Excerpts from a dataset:

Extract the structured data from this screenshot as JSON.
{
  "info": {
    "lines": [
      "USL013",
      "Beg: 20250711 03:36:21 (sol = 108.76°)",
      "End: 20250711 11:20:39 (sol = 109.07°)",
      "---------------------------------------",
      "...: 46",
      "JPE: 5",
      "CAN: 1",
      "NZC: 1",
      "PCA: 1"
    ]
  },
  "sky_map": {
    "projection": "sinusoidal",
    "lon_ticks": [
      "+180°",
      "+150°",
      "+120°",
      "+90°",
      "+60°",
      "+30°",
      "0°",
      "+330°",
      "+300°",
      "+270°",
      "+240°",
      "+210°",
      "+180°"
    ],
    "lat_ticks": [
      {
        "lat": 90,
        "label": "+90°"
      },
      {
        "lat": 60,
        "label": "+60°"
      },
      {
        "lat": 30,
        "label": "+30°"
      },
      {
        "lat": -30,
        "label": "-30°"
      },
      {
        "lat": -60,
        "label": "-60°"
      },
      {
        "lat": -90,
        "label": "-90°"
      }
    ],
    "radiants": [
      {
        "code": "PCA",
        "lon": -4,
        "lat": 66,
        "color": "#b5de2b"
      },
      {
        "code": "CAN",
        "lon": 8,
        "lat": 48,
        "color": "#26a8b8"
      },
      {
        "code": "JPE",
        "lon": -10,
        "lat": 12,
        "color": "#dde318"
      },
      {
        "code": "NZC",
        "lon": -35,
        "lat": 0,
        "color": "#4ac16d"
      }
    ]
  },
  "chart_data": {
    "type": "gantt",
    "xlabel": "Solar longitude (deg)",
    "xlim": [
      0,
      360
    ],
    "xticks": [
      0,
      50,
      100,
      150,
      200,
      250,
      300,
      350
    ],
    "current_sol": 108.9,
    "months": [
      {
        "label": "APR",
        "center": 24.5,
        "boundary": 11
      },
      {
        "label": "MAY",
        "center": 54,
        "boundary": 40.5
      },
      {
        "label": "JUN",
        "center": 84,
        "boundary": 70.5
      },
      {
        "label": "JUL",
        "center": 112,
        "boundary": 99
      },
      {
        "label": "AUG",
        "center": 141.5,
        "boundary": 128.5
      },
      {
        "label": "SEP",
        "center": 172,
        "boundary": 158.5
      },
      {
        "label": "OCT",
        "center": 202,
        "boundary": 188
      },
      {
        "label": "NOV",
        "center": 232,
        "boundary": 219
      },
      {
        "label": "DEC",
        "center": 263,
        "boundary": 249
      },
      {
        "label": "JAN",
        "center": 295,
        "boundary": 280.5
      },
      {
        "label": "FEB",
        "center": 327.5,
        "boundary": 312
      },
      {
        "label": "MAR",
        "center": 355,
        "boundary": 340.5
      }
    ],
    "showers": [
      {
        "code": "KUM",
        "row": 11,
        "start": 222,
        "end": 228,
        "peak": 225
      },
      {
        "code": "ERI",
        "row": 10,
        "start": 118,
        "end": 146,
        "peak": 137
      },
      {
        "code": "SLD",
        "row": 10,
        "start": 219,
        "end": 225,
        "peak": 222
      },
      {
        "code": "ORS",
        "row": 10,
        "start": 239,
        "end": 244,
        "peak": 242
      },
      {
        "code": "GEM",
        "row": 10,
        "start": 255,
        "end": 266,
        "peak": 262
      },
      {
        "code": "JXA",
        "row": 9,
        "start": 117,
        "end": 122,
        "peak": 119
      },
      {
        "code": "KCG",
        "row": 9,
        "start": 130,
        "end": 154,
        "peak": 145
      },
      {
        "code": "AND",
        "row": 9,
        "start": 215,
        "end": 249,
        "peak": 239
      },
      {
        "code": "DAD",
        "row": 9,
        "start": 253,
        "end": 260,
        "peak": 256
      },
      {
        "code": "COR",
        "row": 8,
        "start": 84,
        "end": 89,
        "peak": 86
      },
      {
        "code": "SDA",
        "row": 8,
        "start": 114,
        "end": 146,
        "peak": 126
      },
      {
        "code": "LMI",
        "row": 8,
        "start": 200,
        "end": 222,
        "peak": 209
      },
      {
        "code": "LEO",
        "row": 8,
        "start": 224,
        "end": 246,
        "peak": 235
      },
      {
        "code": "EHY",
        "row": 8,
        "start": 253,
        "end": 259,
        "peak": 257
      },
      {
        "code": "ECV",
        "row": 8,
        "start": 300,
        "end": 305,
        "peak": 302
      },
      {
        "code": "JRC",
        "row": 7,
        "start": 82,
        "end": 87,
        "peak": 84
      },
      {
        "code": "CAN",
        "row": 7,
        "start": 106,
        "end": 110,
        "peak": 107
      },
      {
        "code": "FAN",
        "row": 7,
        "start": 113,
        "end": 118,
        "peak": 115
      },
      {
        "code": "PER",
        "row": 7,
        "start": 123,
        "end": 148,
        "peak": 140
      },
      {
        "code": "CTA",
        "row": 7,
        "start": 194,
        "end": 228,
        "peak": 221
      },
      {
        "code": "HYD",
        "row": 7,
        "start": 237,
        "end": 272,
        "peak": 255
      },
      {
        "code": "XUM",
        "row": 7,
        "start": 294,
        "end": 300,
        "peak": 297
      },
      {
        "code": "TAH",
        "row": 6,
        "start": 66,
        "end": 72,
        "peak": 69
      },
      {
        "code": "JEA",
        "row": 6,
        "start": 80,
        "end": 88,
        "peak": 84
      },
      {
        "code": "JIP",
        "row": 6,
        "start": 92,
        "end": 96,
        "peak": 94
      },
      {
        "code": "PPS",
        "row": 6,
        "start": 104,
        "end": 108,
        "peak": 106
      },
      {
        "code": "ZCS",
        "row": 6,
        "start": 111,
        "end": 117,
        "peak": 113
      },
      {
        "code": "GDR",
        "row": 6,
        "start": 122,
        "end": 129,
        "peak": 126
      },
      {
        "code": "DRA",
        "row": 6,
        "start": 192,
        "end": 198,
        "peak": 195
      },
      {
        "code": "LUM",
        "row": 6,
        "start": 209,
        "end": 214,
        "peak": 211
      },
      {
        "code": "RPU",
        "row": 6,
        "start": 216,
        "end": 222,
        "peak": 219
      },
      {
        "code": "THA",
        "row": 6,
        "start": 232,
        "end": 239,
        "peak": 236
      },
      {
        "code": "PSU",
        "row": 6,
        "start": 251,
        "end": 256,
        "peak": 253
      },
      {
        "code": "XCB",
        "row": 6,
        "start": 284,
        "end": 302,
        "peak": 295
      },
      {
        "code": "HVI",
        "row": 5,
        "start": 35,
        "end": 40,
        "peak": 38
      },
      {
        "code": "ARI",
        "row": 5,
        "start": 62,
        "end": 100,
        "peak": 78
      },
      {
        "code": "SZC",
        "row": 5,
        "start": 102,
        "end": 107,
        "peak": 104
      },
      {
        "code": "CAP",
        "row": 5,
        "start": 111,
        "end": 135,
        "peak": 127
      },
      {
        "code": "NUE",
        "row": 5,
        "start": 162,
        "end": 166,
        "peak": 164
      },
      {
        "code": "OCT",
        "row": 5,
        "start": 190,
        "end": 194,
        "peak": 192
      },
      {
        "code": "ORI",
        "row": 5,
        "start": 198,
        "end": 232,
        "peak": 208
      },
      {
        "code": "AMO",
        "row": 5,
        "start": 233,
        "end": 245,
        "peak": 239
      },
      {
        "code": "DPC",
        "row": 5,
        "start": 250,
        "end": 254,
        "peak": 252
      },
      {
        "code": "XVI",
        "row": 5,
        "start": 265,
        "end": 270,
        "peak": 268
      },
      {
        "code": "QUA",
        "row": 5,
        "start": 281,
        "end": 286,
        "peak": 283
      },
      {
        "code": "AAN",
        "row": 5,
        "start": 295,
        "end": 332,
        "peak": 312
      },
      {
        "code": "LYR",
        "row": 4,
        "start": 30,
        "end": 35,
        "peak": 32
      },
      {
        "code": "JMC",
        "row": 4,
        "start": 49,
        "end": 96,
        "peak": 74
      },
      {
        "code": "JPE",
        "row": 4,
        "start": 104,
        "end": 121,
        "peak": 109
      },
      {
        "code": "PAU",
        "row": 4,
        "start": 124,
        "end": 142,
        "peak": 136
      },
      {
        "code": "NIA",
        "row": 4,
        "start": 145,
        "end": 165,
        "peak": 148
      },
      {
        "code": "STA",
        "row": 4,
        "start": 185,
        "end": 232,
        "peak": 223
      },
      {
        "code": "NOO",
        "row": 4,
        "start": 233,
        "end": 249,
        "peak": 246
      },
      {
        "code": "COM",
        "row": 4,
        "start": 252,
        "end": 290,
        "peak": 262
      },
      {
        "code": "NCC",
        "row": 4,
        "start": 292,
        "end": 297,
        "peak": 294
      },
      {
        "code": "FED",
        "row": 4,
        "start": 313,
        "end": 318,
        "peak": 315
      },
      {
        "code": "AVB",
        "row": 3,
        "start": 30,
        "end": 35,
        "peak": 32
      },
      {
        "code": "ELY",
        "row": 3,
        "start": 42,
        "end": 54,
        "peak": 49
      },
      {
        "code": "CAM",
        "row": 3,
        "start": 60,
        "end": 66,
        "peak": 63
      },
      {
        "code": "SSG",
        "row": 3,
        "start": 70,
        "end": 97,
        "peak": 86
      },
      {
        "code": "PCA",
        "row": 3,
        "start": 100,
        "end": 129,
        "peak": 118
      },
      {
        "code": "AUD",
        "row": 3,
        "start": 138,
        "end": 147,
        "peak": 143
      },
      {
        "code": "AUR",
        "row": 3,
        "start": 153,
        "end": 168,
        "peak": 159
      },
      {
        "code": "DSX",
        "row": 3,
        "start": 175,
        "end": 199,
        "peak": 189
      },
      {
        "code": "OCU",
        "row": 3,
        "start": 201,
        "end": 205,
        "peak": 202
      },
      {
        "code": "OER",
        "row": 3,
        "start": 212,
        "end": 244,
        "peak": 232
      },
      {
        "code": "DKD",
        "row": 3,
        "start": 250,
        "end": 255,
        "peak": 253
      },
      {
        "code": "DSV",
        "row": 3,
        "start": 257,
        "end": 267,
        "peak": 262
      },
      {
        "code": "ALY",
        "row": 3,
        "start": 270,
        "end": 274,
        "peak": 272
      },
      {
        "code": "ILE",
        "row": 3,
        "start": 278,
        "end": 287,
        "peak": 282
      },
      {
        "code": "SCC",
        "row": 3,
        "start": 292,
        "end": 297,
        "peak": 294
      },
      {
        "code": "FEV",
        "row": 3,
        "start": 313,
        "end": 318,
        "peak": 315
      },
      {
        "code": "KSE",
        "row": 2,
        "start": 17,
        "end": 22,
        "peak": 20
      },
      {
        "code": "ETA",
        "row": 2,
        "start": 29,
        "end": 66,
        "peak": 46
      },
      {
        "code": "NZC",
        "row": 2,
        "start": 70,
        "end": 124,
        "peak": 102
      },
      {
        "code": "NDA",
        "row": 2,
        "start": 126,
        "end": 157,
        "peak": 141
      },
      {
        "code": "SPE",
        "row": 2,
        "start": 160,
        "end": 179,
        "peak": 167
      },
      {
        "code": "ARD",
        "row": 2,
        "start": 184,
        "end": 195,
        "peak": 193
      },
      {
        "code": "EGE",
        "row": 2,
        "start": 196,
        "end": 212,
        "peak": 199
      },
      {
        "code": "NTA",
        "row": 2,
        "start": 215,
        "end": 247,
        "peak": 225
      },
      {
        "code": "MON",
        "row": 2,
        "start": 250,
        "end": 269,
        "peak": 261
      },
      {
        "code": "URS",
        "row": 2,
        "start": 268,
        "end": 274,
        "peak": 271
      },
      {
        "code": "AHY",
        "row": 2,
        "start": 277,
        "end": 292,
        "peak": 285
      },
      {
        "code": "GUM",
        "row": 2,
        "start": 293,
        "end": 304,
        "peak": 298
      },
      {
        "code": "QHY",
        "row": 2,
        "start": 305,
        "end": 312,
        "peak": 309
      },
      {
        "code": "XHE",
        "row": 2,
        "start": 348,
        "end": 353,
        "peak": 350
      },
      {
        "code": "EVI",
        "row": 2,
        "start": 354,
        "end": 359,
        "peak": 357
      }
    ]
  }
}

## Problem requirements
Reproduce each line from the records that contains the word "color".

## Response below
        "color": "#b5de2b"
        "color": "#26a8b8"
        "color": "#dde318"
        "color": "#4ac16d"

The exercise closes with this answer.